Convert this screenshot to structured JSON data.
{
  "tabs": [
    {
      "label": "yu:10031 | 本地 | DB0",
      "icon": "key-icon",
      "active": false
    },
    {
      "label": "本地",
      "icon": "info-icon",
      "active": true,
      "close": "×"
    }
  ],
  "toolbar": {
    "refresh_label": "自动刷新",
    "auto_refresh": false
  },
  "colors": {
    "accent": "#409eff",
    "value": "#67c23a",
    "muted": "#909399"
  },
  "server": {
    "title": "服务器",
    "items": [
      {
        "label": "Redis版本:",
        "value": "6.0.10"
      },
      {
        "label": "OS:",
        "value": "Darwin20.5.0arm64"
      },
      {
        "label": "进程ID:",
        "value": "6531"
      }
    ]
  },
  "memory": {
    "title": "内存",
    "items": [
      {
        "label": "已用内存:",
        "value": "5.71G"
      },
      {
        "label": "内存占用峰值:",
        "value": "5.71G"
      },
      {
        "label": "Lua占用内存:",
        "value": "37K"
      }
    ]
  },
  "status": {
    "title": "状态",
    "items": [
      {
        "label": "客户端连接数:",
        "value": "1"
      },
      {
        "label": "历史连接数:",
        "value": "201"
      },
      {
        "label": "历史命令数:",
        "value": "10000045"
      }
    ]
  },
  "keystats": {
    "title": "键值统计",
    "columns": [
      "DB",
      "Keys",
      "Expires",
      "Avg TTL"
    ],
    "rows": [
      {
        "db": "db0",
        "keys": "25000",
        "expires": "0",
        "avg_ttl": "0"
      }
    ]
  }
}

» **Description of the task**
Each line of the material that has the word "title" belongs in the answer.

» **Answer space**
    "title": "服务器",
    "title": "内存",
    "title": "状态",
    "title": "键值统计",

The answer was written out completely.